Fresh-market sweet basil (Ocimum basilicum) is in high demand from specialty produce markets and commercial restauranteurs. Many consumers are also demanding produce that has been organically grown. Three hydroponic media systems were evaluated twice over two years, rockwool slabs, perlite frames, and commercial sphagnum peat/perlite/compost medium, where the bag was laid flat on the bench. Plants grown in these systems were fertilized with nutrient solutions derived from either organic or conventional, saltbased fertilizer sources. Few differences in yield were detected between basil plants grown in the commercial medium with either fertilizer source. Total yield from plants grown in perlite with the organic fertilizer was 22% greater in the first study and 100% greater in the second study than those for plants grown with the conventional fertilizer. Plants grown in rockwool with the conventional fertilizer were 17% more productive in the first study and 46% more productive in the second study than those grown with the organic fertilizer. Taste test panelists (69%) could discern differences between samples from organically and conventionally grown basil plants, yet no preferences were shown.

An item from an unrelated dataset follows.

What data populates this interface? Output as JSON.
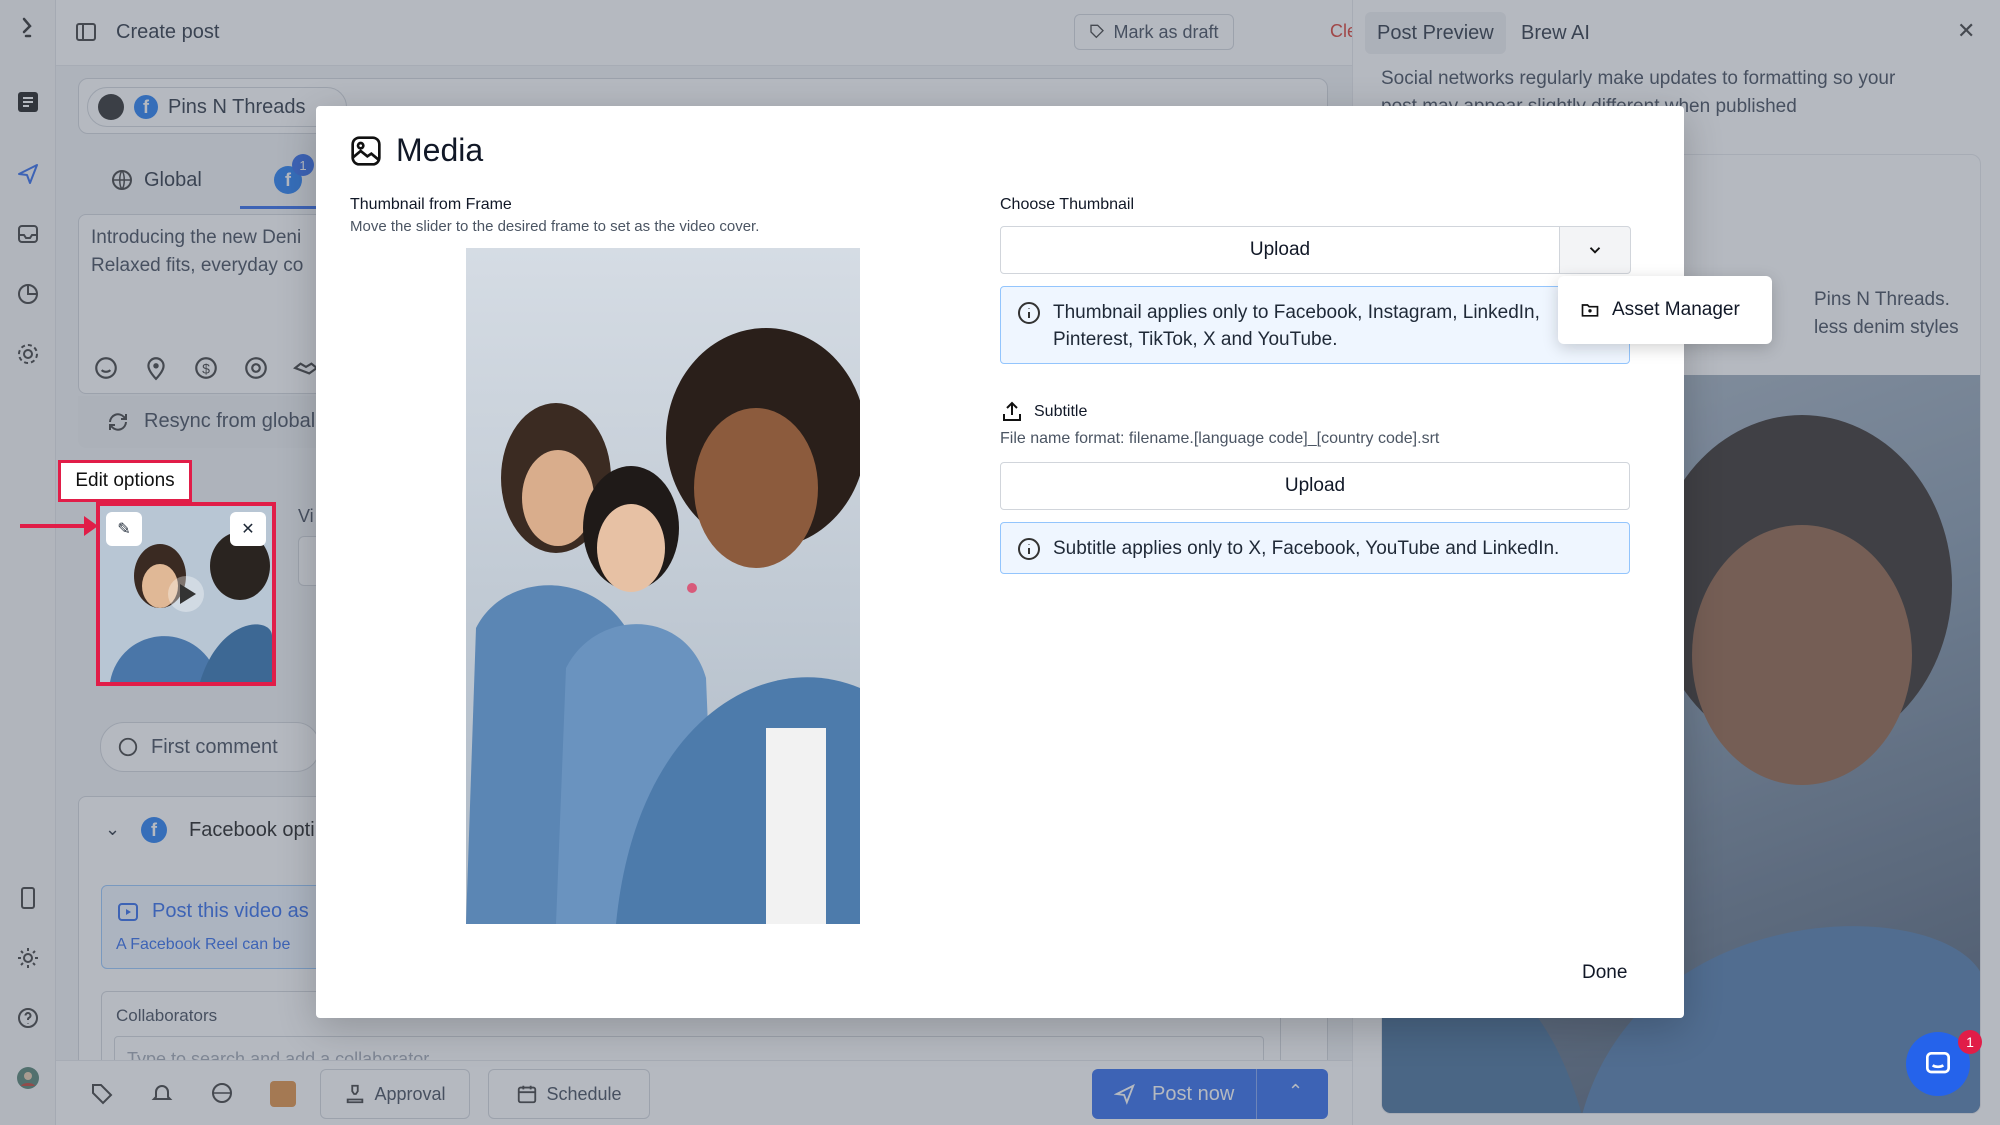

During 1995, 33 poinsettia cultivars were evaluated for Colorado greenhouse production conditions. Plants were supplied by the Paul Ecke Poinsettia Ranch, Fischer Geraniums USA, Oglevee, and Mikkelsens. At the end of the production period, Colorado greenhouse growers were invited to an open house and asked to judge the cultivars for plant, bract, and cyathia quality. As rated by the 24 growers, the best red cultivars in overall performance were `Freedom Red', `Nutcracker Red', `Cortez', and `Bonita', respectively. The best pink cultivars in overall performance were `Nutcracker Pink', `Maren', and `Flirt', respectively. The best white cultivars in overall performance were `Nutcracker White' and `V-17 Angelika White', respectively. The best novelty cultivars in overall performance were `Puebla' and `Monet', respectively.